### Work instruction
Search the data for "application" and copy every matching line.

### Task data
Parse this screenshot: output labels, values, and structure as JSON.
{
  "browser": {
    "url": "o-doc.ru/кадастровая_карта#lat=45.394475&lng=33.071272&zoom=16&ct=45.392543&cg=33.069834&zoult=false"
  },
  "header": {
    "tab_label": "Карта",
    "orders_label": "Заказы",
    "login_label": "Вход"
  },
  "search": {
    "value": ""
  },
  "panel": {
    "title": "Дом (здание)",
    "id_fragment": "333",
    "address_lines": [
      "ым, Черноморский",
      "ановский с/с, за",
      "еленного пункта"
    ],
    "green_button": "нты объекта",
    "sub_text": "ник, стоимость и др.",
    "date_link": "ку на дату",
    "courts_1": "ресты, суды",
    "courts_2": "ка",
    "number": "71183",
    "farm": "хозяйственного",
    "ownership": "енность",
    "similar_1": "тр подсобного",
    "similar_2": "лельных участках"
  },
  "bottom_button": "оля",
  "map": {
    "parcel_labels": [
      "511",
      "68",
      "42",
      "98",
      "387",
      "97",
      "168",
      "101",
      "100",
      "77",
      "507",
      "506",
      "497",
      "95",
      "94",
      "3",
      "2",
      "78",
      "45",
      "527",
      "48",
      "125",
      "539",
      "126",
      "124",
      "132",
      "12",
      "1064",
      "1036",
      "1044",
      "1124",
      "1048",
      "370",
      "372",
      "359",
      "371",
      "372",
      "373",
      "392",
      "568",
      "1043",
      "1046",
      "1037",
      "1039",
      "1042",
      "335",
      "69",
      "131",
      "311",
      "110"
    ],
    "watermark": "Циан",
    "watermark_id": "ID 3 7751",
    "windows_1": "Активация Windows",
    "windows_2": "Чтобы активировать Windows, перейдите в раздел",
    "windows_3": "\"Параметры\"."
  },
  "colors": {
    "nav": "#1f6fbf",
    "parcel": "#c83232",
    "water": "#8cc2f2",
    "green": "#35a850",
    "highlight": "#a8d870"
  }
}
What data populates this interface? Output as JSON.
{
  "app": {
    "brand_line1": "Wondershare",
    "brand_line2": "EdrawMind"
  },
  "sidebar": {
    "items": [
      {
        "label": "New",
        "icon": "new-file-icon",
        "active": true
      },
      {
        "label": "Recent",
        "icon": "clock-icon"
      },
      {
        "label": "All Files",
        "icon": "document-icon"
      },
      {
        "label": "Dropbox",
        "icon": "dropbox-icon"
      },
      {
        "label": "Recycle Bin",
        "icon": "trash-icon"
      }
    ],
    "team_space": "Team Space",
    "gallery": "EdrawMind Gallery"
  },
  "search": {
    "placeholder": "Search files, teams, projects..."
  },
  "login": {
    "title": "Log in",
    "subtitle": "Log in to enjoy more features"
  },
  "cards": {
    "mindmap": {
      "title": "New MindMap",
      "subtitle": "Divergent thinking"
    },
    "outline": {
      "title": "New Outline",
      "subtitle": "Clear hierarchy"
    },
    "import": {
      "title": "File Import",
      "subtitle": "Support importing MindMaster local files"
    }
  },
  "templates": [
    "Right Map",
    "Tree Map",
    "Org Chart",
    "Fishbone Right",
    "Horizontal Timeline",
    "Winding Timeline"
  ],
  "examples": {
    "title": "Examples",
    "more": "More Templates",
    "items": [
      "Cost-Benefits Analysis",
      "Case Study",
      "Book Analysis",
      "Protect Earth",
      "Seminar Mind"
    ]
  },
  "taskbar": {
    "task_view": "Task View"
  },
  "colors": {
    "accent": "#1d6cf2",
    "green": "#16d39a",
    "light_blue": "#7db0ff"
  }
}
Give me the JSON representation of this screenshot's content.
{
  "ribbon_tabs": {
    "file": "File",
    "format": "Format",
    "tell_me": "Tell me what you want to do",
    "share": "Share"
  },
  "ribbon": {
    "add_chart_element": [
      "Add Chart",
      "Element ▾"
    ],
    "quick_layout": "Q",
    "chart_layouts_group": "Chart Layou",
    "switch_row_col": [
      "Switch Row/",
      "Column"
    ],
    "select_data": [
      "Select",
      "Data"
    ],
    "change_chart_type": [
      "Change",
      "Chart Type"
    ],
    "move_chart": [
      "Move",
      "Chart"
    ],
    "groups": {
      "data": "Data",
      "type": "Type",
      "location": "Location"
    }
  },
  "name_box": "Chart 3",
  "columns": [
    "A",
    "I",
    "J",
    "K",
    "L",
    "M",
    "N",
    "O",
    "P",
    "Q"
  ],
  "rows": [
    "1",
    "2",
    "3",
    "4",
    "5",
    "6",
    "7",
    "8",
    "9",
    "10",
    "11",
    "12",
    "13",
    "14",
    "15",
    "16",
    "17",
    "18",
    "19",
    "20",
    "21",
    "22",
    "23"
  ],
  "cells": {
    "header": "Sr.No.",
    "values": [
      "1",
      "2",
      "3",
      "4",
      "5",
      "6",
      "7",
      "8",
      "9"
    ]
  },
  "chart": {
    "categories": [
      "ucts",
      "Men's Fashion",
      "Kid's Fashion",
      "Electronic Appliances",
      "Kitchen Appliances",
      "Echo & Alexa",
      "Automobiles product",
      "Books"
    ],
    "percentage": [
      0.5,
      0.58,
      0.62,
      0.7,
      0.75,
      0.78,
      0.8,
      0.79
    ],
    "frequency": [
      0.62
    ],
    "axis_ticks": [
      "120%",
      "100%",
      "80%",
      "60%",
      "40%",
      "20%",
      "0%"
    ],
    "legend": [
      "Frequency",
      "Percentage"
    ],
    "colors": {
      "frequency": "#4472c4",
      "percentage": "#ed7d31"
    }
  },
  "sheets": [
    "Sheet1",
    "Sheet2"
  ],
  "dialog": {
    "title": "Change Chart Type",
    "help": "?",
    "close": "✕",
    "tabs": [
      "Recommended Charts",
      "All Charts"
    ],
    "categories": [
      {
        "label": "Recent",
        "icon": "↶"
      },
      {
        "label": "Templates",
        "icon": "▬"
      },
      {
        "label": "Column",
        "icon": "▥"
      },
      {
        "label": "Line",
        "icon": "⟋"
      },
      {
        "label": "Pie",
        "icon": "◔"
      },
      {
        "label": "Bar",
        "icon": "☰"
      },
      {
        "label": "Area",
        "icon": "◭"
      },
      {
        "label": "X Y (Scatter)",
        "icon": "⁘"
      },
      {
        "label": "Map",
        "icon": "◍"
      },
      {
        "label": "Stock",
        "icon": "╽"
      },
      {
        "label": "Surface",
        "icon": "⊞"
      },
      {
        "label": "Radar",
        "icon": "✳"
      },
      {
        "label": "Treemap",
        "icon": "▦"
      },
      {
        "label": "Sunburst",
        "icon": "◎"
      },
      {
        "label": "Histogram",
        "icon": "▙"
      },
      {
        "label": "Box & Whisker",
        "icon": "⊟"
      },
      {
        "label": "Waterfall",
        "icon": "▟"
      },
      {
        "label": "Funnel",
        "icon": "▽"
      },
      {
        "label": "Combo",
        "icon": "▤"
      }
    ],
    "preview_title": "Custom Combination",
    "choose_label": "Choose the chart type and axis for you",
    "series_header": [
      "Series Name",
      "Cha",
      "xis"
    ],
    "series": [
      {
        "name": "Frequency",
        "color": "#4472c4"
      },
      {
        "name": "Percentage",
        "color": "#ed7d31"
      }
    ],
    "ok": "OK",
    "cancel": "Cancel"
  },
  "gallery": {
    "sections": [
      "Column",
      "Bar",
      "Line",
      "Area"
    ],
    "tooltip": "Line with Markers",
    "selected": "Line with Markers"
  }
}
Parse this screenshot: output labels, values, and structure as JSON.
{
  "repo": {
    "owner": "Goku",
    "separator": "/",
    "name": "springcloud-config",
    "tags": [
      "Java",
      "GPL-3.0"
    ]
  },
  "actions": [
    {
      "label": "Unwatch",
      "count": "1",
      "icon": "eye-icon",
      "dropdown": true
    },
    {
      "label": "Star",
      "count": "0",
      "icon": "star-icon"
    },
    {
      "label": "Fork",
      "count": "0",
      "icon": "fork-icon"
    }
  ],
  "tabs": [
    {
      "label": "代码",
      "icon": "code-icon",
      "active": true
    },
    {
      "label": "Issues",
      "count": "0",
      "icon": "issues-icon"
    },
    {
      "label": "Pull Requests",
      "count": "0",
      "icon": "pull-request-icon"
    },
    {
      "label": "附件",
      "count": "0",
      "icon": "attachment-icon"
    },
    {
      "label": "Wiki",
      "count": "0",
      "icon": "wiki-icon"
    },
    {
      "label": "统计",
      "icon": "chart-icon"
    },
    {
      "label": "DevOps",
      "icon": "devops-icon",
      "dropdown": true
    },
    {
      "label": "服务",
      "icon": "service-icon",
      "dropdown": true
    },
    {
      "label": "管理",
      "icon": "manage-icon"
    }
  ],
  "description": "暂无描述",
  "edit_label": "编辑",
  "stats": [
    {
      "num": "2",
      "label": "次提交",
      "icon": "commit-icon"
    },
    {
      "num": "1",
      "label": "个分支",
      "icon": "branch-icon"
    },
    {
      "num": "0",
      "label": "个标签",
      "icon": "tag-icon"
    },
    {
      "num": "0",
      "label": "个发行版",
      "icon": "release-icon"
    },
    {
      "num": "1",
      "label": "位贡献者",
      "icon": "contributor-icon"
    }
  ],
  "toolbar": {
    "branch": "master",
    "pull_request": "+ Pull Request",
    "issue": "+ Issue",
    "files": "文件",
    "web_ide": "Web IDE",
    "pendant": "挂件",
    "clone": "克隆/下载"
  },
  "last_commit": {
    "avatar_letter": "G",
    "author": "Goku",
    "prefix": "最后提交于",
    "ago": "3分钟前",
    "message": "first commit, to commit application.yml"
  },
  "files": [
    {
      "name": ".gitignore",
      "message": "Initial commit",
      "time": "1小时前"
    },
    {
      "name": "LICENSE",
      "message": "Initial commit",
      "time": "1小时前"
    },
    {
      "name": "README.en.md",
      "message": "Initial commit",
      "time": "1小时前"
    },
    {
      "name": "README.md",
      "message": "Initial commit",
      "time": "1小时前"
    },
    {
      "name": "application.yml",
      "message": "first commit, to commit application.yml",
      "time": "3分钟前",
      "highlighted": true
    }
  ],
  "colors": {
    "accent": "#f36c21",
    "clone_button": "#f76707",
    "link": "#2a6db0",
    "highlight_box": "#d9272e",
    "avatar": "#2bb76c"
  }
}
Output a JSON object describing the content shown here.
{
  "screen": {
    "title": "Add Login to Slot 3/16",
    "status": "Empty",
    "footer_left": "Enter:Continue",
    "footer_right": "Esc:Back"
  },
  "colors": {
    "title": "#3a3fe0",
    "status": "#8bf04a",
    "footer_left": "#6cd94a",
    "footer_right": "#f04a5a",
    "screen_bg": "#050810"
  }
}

### Finished exercise
    "message": "first commit, to commit application.yml"
      "name": "application.yml",
      "message": "first commit, to commit application.yml",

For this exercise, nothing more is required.